Apparently there was an IQ2 debate at the City Recital Hall last night, on whether Australia should decrease its immigration rates. Attentive readers would already be aware my answer is a resounding no.
Those who are opposed to increased human population due to its effects on the environment, such as our esteemed 2007 Australian of the Year, have attained the honour of provoking a response from me today. (I might get around to applying a blowtorch to the even more terrible arguments about the labour force or social cohesion on another occasion.)
Its one thing to argue that the Earth can't sustain more people or indeed even our current population. I happen to think it is absurd to argue this; I won't respond to it, though, because the stated case I am refuting is even weaker.
Why? Because immigration does not create more people, magically, out of thin air (as of 2009 there is so far only one technologically mature process for doing so.) It simply moves them. And it doing so, it actually reduces the projected future population of the world. So if we really are approaching the limits of our finite carrying capacity, immigration is actually a Good Thing (TM).
How can immigration reduce future population? Despite popular stereotypes to the contrary, descendents of immigrants assimilate to the culture of their adopted home. Actually the culture also assimilates to them, but this effect is much smaller when immigration is low relative to the size of the population.
Now Australia is in the 5th phase of what's known as the demographic transition. Our natural fertility rate is negative. People immigrating here are typically from countries in the 2nd, 3rd and 4th phases of the transition. If they stayed in their home countries, they would ultimately have far more descendants than if they move here, where many of their great-grandchildren are likely to end up childless.
Of course, Australia's natural resources will end up a little more strained, certainly relative to the rest of the planet. I hope it goes without saying, though, that we all care first and foremost about the global environment, and aren't just seeking to keep our own little island free from populaion pressures. It does go without saying? Excellent.
"Ah", the environmentalist now argues, "but rich people - such as immigrants in a first world country - are far worse for the environment than poor people, such as their cousins left behind."
This rebuttal, for the time being, is true. It is morally abhorrent - it implies that to protect the environment, we should actively seek to prevent the world's poorest people from becoming any richer, while it is implied Westerns be allowed to continue to enjoy tremendous wealth (even the most eco-concious Australian is both far richer and more polluting than most Ethiopians) - but it is nonetheless grounded in fact.
Except the rest of the world is steadily becoming richer, regardless of whether we let people migrate here or not. China and India will eclipse the West's ecological footprint relatively soon, and other developing nations are sure to follow. Meanwhile, the West has actually started to wake up to the issues facing our environment, and furthermore has the luxury of being able to sacrifice some of its vast wealth on attempts to try and save the planet from oblivion.
What is more likely to save the world from climate change?
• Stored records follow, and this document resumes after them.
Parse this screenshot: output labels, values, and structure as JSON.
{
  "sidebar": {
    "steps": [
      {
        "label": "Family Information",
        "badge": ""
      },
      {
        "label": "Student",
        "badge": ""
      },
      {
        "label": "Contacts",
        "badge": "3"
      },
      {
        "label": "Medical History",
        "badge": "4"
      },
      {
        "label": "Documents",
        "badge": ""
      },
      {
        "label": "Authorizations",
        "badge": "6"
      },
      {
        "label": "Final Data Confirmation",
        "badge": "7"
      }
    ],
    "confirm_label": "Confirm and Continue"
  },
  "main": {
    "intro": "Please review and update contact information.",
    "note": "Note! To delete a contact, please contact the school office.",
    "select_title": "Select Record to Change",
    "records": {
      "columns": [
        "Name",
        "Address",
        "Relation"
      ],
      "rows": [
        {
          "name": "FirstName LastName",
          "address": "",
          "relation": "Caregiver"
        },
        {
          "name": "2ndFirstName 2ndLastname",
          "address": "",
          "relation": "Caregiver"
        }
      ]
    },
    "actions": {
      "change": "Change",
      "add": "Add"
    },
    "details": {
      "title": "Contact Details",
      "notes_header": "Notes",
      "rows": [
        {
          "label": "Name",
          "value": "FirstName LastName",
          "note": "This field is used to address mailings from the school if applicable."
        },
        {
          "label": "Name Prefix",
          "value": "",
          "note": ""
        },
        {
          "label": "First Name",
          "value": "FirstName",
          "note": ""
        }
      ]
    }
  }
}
An argument to convince the populations of third world countries that they don't need electricity? An enlightened political consensus leading to enforcable international laws that constrain our carbon emissions? Or scientific breakthroughs, funded by Western economic growth, that lead to both cheap, clean energy sources, and the ability to extract exisiting anthropogenic greenhouse gases from the atmosphere?
You don't have to believe technological progress is a panacea for the world's problems; just that it has a better track record than self-righteous moral preaching or complex political compromies.
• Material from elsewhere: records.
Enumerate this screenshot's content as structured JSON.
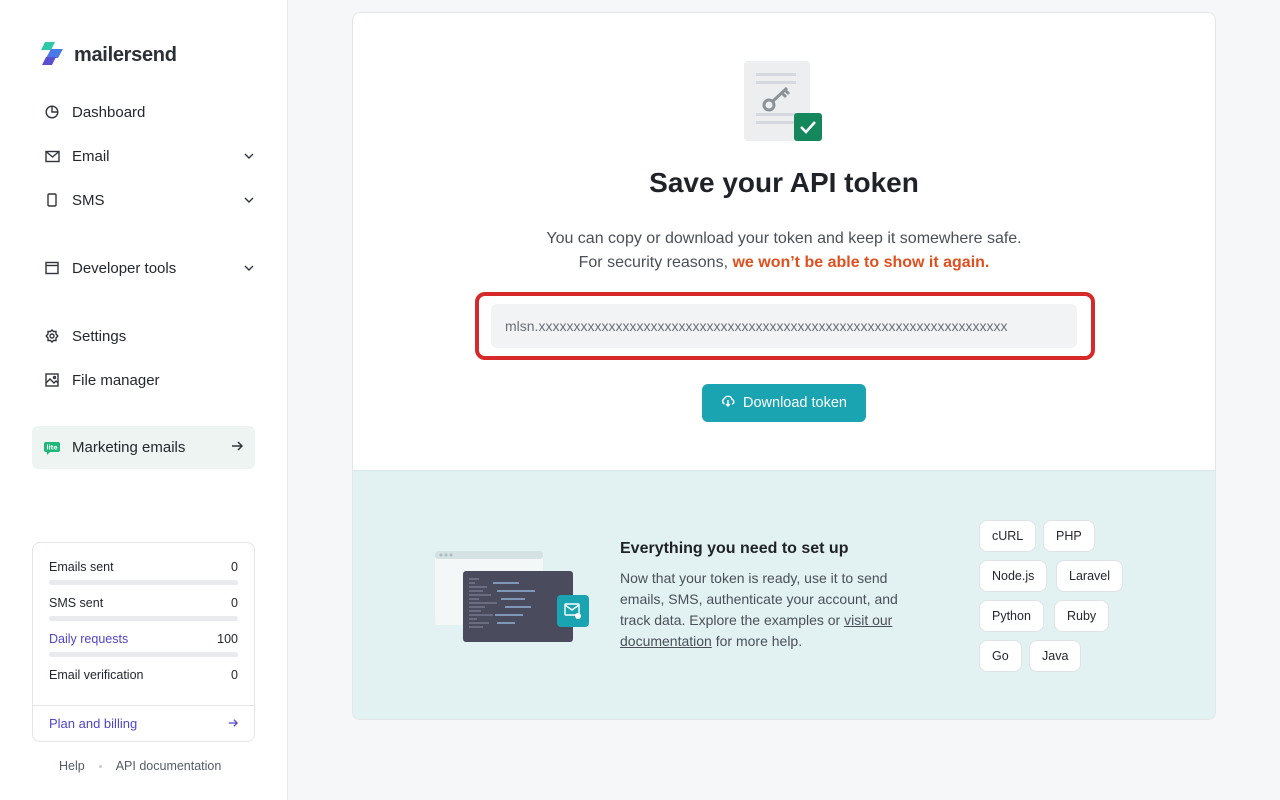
{
  "app": {
    "name": "mailersend"
  },
  "sidebar": {
    "nav": [
      {
        "label": "Dashboard",
        "icon": "pie-chart-icon"
      },
      {
        "label": "Email",
        "icon": "mail-icon"
      },
      {
        "label": "SMS",
        "icon": "phone-icon"
      },
      {
        "label": "Developer tools",
        "icon": "code-window-icon"
      },
      {
        "label": "Settings",
        "icon": "gear-icon"
      },
      {
        "label": "File manager",
        "icon": "image-icon"
      },
      {
        "label": "Marketing emails",
        "icon": "lite-badge-icon",
        "badge": "lite"
      }
    ],
    "stats": [
      {
        "label": "Emails sent",
        "value": "0",
        "progress": 0
      },
      {
        "label": "SMS sent",
        "value": "0",
        "progress": 0
      },
      {
        "label": "Daily requests",
        "value": "100",
        "progress": 0
      },
      {
        "label": "Email verification",
        "value": "0",
        "progress": 0
      }
    ],
    "plan_link": "Plan and billing",
    "footer": {
      "help": "Help",
      "api_docs": "API documentation"
    }
  },
  "main": {
    "title": "Save your API token",
    "subtitle_line1": "You can copy or download your token and keep it somewhere safe.",
    "subtitle_line2_prefix": "For security reasons, ",
    "subtitle_line2_warning": "we won’t be able to show it again.",
    "token_value": "mlsn.xxxxxxxxxxxxxxxxxxxxxxxxxxxxxxxxxxxxxxxxxxxxxxxxxxxxxxxxxxxxxxxxxxx",
    "download_label": "Download token",
    "setup": {
      "title": "Everything you need to set up",
      "text_before": "Now that your token is ready, use it to send emails, SMS, authenticate your account, and track data. Explore the examples or ",
      "link_text": "visit our documentation",
      "text_after": " for more help.",
      "languages": [
        "cURL",
        "PHP",
        "Node.js",
        "Laravel",
        "Python",
        "Ruby",
        "Go",
        "Java"
      ]
    }
  },
  "colors": {
    "accent": "#1aa3b1",
    "warning": "#e0501f",
    "highlight_border": "#d62a2a",
    "link": "#4f46c8",
    "setup_bg": "#e2f1f2",
    "success": "#15875c"
  }
}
Without loss of generality the argument holds for shrinking bio-diversity, loss of arable lands, etc.
Sadly, Malthus remains an influential voice in today's public policy debates, despite more or less 200 years of consistent empirical evidence refuting his ideas. I guess all that's left to be said is: Bring on the next lot of people to add yet more nails to his theories' coffin, and maybe one day people will get the picture.
Here's hoping they include plenty of Indian computer scientists developing smart grid technology for Google in California, Brazilian geneticists engineering algae to convert C02 and sunlight back into fossil fules for the CSIRO in Canberra, and Ghanian economists at the LSE publishing solidly researched papers backing up the case made here with scientifically rigorous evidence.